According to their survey of 2,300 students that they followed for three years, “Those who texted more than 100 times a day were 30 per cent less likely to feel strongly that leading an ethical, principled life was important to them, in comparison to those who texted 50 times or less a day. Higher texting frequency was also consistently associated with higher levels of ethnic prejudice.”
One of the researchers, psychologist Paul Trapnell, said that they wanted to test a 2010 theory which suggested that what they called “ultra-brief” social media like text messages and Twitter would encourage people to become more shallow. They said that they proved that the very frequent use of that kind of media is definitely linked to being shallow and unreflective.
Maybe, but it isn’t entirely clear to this observer that the texting is to blame for the shallowness. It seems to me that the people who are drawn to leaving many brief text messages like OMG and CU — which rapidly add up to the supposedly frequent 100-plus messages a day — are drawn to that medium precisely because they’re already shallow.
Sometimes you just want to leave a quick OMG without getting involved in a deeply engaging warm and personal telephone discussion that lasts 30 minutes, right?
If you’re a frequent texter, you can’t catch a break. It’s bad enough that you’re widely viewed as an accident waiting to happen.
The parents of a 22-year-old college student recently released the last text message being written by their son (who was driving at the time) before he crashed and was killed on Apr. 3 near Greeley, CO. He died for a mundane scribble that his parents clearly didn’t think worth sending at the cost of his life:
“Sounds good my man, seeya soon, ill tw…”

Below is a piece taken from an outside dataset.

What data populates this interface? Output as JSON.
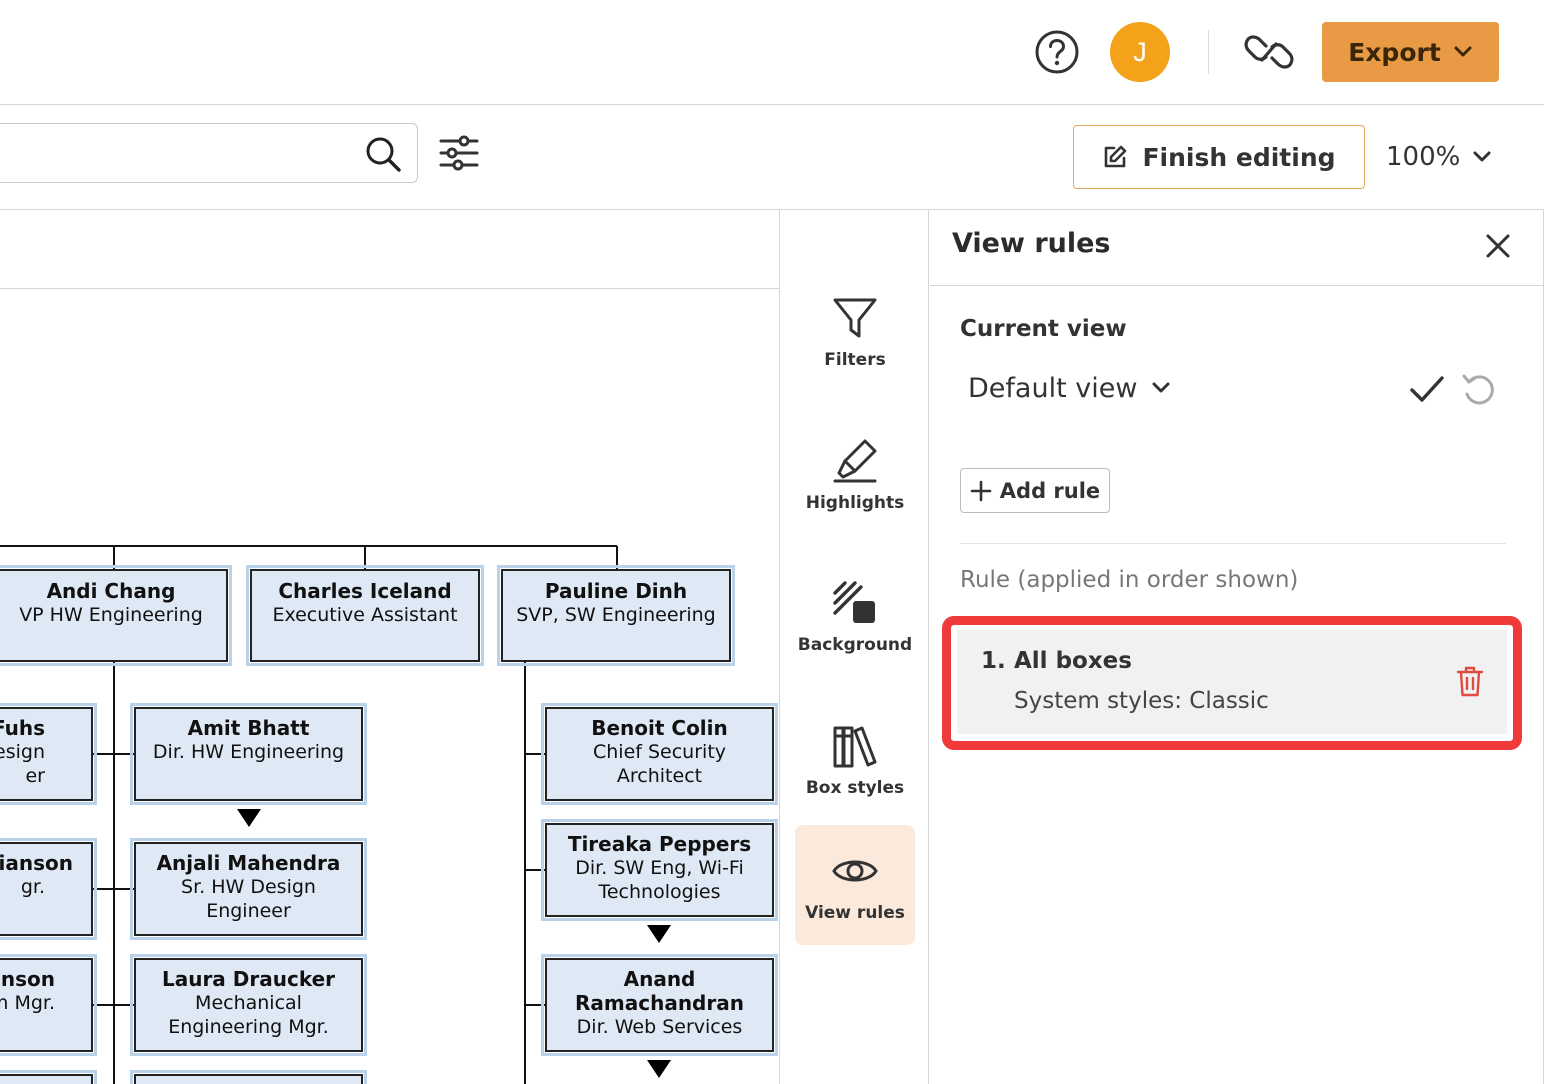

While young people catch most of the flack for texting, I can assure you that middle-aged adults are also perfectly capable of texting and driving. I think that’s how I got rear-ended recently. The culprit sheepishly admitted to being distracted, and I’m reasonably sure he was conducting business on the phone when he slammed me.
A study published in late March said that almost half of all adults text and drive, a stunning 49 percent, while teens were still guilty of a pretty amazing 43 percent.
Heck, some people apparently even fly and text. According to a National Transportation Safety Board report, a 2011 helicopter crash that killed five people was caused at least in part because the overworked and distracted 34-year-old pilot was too busy exchanging 20 personal text messages to keep his eyes on the skies.
Now, with the new report that heavy texting is linked to being shallow, the highly addictive activity is once again more-or-less accused of being something for the Darwin Award winners.
Will the thought of being perceived as shallow stop you from texting? Me neither. I’ll try to avoid texting while piloting helicopters and driving motor vehicles, but there’s a limit.
If texting makes me shallow, I don’t wanna be deep.